‘What Turns a Man Into a Monster?’: Megyn on Why the Murdaugh Murder Trial Gripped the Nation

Since Maggie and Paul Murdaugh were found shot to death outside their rural Islandton, SC, home in June 2021, there has been national interest in the case. The Murdaugh family was one of South Carolina’s most influential dynasties, and Alex Murdaugh called 911 to report he found his wife and youngest son dead. He denied any wrongdoing, but the walls eventually closed in on the now disgraced attorney. He was indicted in July 2022 with two counts of murder and two weapons charges – to which he pleaded not guilty.

After listening to six weeks of testimony – including Alex taking the stand in his own defense – it took the jury just three hours to find him guilty on all counts on Thursday. By Friday morning, Judge Clifton Newman had sentenced Alex to two consecutive life sentences. 

You couldn’t turn on the TV, open a newspaper, or go online the last six weeks without being inundated with Murdaugh-related content. On Friday, Megyn opened the show by reflecting on why this case and its shocking details so captured the attention of the country.
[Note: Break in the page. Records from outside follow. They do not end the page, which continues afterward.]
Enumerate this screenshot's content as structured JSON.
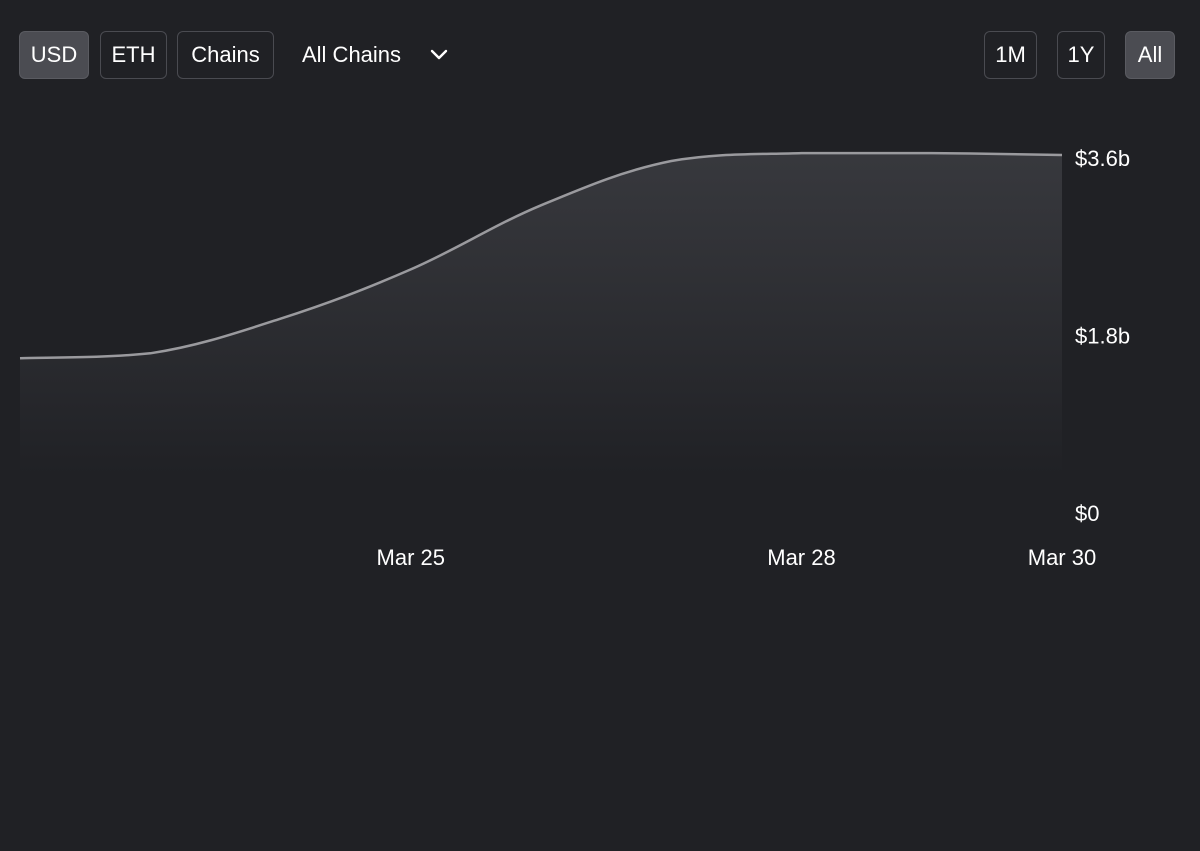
{
  "toolbar": {
    "currency_buttons": [
      "USD",
      "ETH",
      "Chains"
    ],
    "active_currency": "USD",
    "chain_select": "All Chains",
    "range_buttons": [
      "1M",
      "1Y",
      "All"
    ],
    "active_range": "All",
    "icons": {
      "chain_select": "chevron-down-icon"
    }
  },
  "chart_data": {
    "type": "area",
    "x_labels": [
      "Mar 25",
      "Mar 28",
      "Mar 30"
    ],
    "y_ticks": [
      "$0",
      "$1.8b",
      "$3.6b"
    ],
    "ylim": [
      0,
      3.6
    ],
    "unit": "billion USD",
    "xlim": [
      "Mar 22",
      "Mar 30"
    ],
    "series": [
      {
        "x": [
          "Mar 22",
          "Mar 23",
          "Mar 24",
          "Mar 25",
          "Mar 26",
          "Mar 27",
          "Mar 28",
          "Mar 29",
          "Mar 30"
        ],
        "values": [
          1.57,
          1.62,
          1.97,
          2.47,
          3.12,
          3.57,
          3.65,
          3.65,
          3.63
        ]
      }
    ],
    "grid": false,
    "colors": {
      "line": "#9a9a9e",
      "background": "#202125",
      "text": "#ffffff"
    }
  }
}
The Beauty of the American Justice System

As Megyn explained, there is a uniqueness to the justice system in the United States that makes the return of any jury verdict inherently interesting. “Verdicts in American legal history tend to be gripping,” she said. “Our legal system is by far the best that exists on earth because we’ve done so much to try to make it fair for the defendants.”

In general, the judicial process “is so weighted in favor of the state,” Megyn noted, yet the U.S. system seeks balance and “sets up conflict,” “sets up drama,” and “sets up putting one’s fate in the hand of 12 strangers.” That “in and of itself is somewhat dramatic and gripping, but I think this case has really captured the attention of the nation in a special way,” she added.

Why the Murdaugh Trial Gripped the Nation

So, why has the Murdaugh double murder trial so gripped the nation? As Megyn pointed out, we’ve seen similarly tragic instances where a husband or father kills a family member, but something about this case was different. “It’s really captured people’s attention because it has forced us to ask the dark questions we try to avoid about human nature and even about ourselves,” she said. “We all know there’s murder, there’s bad guys, there’s horrific acts that go on out there, but we try to tell ourselves, ‘that’s somebody else.’”

Typically, when we watch Dateline or listen to a true crime podcast, we are able to say: That’s not my life. That wouldn’t happen to me. I would know. I would see it. I don’t associate with people like that. But the Murdaugh situation is, in many ways, at odds with that. “This is a respected trial attorney from a revered family, a family man, we were told, an affable guy most people really liked,” Megyn explained. “This is not some boogeyman from the dark dregs of society.”

Because of that, we are left asking ourselves “what turns a person like that from a man into a monster, and how do we grapple with it when the monster was hiding in plain sight and no one knew,” she said.

What’s Different About Alex Murdaugh?

The defense team attempted to argue that Alex was a loving father and husband. We heard testimony that painted the Murdaugh family as one that “celebrated birthdays together” and “seemed to love one another” – that is “until the day Alex Murdaugh blew his son’s head off and gunned his wife down five times just after she presumably watched her own son die,” Megyn said.

If you are left wondering how any of this can be true, Megyn says it’s because murderers don’t always fit the profile we imagine them to. We often assume that they “are supposed to look like boogeymen and sound like boogeymen,” she explained. “You’re supposed to hear the anger in their voice and anticipate that something terrible is about to happen.” But that’s not necessarily the case. 

When you hear the video of Alex talking in the dog kennel just minutes before he kills his wife and son, Megyn noted that he “sounds totally nonplussed.” It’s an eerie reminder that “murderers are not always Manson look-alikes; they’re not even always strangers,” she said. “Murder can and often is committed by one family member against another, and, while the vast majority of us cannot fathom it, it happens.”

This, she said, is why we can’t look away. “Understanding why can be nearly impossible but is, understandably, compelling,” she concluded. “It is, I believe, why we tune in… and why we find ourselves drawn into these cases even though we think they have nothing to do with us.”

You can check out Megyn’s full breakdown of the Murdaugh verdict by tuning in to episode 505 on YouTube, Apple Podcasts, or wherever you like to listen. And don’t forget that you can catch The Megyn Kelly Show live on SiriusXM’s Triumph (channel 111) weekdays from 12pm to 2pm ET.